• Problem requirements
Line by line, reproduce the material below exactly.

• Entries provided
====

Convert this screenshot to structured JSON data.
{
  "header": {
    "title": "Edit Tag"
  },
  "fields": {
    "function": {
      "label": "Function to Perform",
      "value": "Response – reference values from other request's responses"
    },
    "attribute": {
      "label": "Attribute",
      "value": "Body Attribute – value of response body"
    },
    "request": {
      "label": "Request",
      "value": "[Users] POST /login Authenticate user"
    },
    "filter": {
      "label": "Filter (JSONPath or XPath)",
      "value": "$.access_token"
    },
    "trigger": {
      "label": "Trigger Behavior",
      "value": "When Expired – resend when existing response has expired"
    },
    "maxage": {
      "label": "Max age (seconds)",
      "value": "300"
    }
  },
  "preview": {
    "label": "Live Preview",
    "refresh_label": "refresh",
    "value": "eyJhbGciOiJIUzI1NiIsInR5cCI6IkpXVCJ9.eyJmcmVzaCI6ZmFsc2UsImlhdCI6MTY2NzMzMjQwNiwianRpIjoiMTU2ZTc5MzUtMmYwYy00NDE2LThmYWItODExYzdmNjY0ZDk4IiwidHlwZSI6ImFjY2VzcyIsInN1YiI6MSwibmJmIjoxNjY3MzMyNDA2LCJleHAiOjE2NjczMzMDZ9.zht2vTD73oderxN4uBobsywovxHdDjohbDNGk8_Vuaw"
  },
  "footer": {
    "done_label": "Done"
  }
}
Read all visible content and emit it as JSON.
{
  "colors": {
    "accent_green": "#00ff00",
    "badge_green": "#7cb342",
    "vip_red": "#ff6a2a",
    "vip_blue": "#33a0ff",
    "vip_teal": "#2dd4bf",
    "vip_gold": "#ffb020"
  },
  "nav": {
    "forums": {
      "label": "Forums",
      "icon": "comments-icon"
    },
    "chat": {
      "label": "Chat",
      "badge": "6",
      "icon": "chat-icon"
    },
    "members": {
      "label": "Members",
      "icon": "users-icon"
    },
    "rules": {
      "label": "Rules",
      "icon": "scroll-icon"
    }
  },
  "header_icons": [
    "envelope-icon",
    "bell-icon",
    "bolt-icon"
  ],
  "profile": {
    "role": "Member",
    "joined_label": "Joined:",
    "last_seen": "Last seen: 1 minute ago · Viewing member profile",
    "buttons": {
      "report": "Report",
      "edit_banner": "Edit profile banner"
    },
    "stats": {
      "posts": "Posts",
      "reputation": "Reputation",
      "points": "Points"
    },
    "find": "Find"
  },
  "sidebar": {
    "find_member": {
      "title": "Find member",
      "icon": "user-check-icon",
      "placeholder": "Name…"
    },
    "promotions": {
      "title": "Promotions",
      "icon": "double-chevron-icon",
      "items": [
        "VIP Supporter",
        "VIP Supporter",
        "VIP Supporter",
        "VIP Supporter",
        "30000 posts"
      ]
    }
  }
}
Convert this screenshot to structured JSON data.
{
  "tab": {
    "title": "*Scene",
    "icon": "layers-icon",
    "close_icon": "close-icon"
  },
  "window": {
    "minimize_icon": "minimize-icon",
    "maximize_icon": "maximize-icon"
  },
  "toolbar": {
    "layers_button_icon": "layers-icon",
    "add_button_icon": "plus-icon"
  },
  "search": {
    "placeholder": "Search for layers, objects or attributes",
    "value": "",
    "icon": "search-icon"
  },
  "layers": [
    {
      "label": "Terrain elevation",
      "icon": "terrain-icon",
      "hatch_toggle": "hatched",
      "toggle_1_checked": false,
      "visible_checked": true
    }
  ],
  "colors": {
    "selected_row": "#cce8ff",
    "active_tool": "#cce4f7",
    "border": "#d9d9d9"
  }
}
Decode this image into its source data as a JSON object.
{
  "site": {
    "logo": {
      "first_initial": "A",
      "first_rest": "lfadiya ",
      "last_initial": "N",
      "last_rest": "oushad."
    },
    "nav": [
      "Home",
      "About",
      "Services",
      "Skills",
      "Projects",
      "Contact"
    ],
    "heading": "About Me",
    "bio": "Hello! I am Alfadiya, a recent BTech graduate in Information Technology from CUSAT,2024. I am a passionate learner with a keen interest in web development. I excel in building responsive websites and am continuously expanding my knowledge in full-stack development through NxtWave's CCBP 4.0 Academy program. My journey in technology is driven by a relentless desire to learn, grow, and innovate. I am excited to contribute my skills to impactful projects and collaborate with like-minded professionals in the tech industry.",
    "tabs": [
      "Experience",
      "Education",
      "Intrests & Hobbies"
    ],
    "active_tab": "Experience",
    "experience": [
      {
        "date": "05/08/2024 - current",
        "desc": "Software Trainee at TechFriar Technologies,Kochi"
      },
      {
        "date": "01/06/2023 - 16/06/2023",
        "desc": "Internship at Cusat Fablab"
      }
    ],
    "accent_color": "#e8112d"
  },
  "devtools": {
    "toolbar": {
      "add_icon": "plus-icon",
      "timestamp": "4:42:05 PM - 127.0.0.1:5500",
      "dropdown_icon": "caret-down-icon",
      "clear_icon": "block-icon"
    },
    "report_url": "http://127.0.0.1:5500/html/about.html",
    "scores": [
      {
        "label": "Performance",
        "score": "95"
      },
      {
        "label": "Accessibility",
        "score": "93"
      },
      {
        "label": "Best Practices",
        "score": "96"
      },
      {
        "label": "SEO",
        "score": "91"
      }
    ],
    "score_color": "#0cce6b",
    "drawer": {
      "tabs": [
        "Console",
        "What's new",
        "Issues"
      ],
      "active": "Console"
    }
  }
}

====

• Answer to this problem
Convert this screenshot to structured JSON data.
{
  "header": {
    "title": "Edit Tag"
  },
  "fields": {
    "function": {
      "label": "Function to Perform",
      "value": "Response – reference values from other request's responses"
    },
    "attribute": {
      "label": "Attribute",
      "value": "Body Attribute – value of response body"
    },
    "request": {
      "label": "Request",
      "value": "[Users] POST /login Authenticate user"
    },
    "filter": {
      "label": "Filter (JSONPath or XPath)",
      "value": "$.access_token"
    },
    "trigger": {
      "label": "Trigger Behavior",
      "value": "When Expired – resend when existing response has expired"
    },
    "maxage": {
      "label": "Max age (seconds)",
      "value": "300"
    }
  },
  "preview": {
    "label": "Live Preview",
    "refresh_label": "refresh",
    "value": "eyJhbGciOiJIUzI1NiIsInR5cCI6IkpXVCJ9.eyJmcmVzaCI6ZmFsc2UsImlhdCI6MTY2NzMzMjQwNiwianRpIjoiMTU2ZTc5MzUtMmYwYy00NDE2LThmYWItODExYzdmNjY0ZDk4IiwidHlwZSI6ImFjY2VzcyIsInN1YiI6MSwibmJmIjoxNjY3MzMyNDA2LCJleHAiOjE2NjczMzMDZ9.zht2vTD73oderxN4uBobsywovxHdDjohbDNGk8_Vuaw"
  },
  "footer": {
    "done_label": "Done"
  }
}
Read all visible content and emit it as JSON.
{
  "colors": {
    "accent_green": "#00ff00",
    "badge_green": "#7cb342",
    "vip_red": "#ff6a2a",
    "vip_blue": "#33a0ff",
    "vip_teal": "#2dd4bf",
    "vip_gold": "#ffb020"
  },
  "nav": {
    "forums": {
      "label": "Forums",
      "icon": "comments-icon"
    },
    "chat": {
      "label": "Chat",
      "badge": "6",
      "icon": "chat-icon"
    },
    "members": {
      "label": "Members",
      "icon": "users-icon"
    },
    "rules": {
      "label": "Rules",
      "icon": "scroll-icon"
    }
  },
  "header_icons": [
    "envelope-icon",
    "bell-icon",
    "bolt-icon"
  ],
  "profile": {
    "role": "Member",
    "joined_label": "Joined:",
    "last_seen": "Last seen: 1 minute ago · Viewing member profile",
    "buttons": {
      "report": "Report",
      "edit_banner": "Edit profile banner"
    },
    "stats": {
      "posts": "Posts",
      "reputation": "Reputation",
      "points": "Points"
    },
    "find": "Find"
  },
  "sidebar": {
    "find_member": {
      "title": "Find member",
      "icon": "user-check-icon",
      "placeholder": "Name…"
    },
    "promotions": {
      "title": "Promotions",
      "icon": "double-chevron-icon",
      "items": [
        "VIP Supporter",
        "VIP Supporter",
        "VIP Supporter",
        "VIP Supporter",
        "30000 posts"
      ]
    }
  }
}
Convert this screenshot to structured JSON data.
{
  "tab": {
    "title": "*Scene",
    "icon": "layers-icon",
    "close_icon": "close-icon"
  },
  "window": {
    "minimize_icon": "minimize-icon",
    "maximize_icon": "maximize-icon"
  },
  "toolbar": {
    "layers_button_icon": "layers-icon",
    "add_button_icon": "plus-icon"
  },
  "search": {
    "placeholder": "Search for layers, objects or attributes",
    "value": "",
    "icon": "search-icon"
  },
  "layers": [
    {
      "label": "Terrain elevation",
      "icon": "terrain-icon",
      "hatch_toggle": "hatched",
      "toggle_1_checked": false,
      "visible_checked": true
    }
  ],
  "colors": {
    "selected_row": "#cce8ff",
    "active_tool": "#cce4f7",
    "border": "#d9d9d9"
  }
}
Decode this image into its source data as a JSON object.
{
  "site": {
    "logo": {
      "first_initial": "A",
      "first_rest": "lfadiya ",
      "last_initial": "N",
      "last_rest": "oushad."
    },
    "nav": [
      "Home",
      "About",
      "Services",
      "Skills",
      "Projects",
      "Contact"
    ],
    "heading": "About Me",
    "bio": "Hello! I am Alfadiya, a recent BTech graduate in Information Technology from CUSAT,2024. I am a passionate learner with a keen interest in web development. I excel in building responsive websites and am continuously expanding my knowledge in full-stack development through NxtWave's CCBP 4.0 Academy program. My journey in technology is driven by a relentless desire to learn, grow, and innovate. I am excited to contribute my skills to impactful projects and collaborate with like-minded professionals in the tech industry.",
    "tabs": [
      "Experience",
      "Education",
      "Intrests & Hobbies"
    ],
    "active_tab": "Experience",
    "experience": [
      {
        "date": "05/08/2024 - current",
        "desc": "Software Trainee at TechFriar Technologies,Kochi"
      },
      {
        "date": "01/06/2023 - 16/06/2023",
        "desc": "Internship at Cusat Fablab"
      }
    ],
    "accent_color": "#e8112d"
  },
  "devtools": {
    "toolbar": {
      "add_icon": "plus-icon",
      "timestamp": "4:42:05 PM - 127.0.0.1:5500",
      "dropdown_icon": "caret-down-icon",
      "clear_icon": "block-icon"
    },
    "report_url": "http://127.0.0.1:5500/html/about.html",
    "scores": [
      {
        "label": "Performance",
        "score": "95"
      },
      {
        "label": "Accessibility",
        "score": "93"
      },
      {
        "label": "Best Practices",
        "score": "96"
      },
      {
        "label": "SEO",
        "score": "91"
      }
    ],
    "score_color": "#0cce6b",
    "drawer": {
      "tabs": [
        "Console",
        "What's new",
        "Issues"
      ],
      "active": "Console"
    }
  }
}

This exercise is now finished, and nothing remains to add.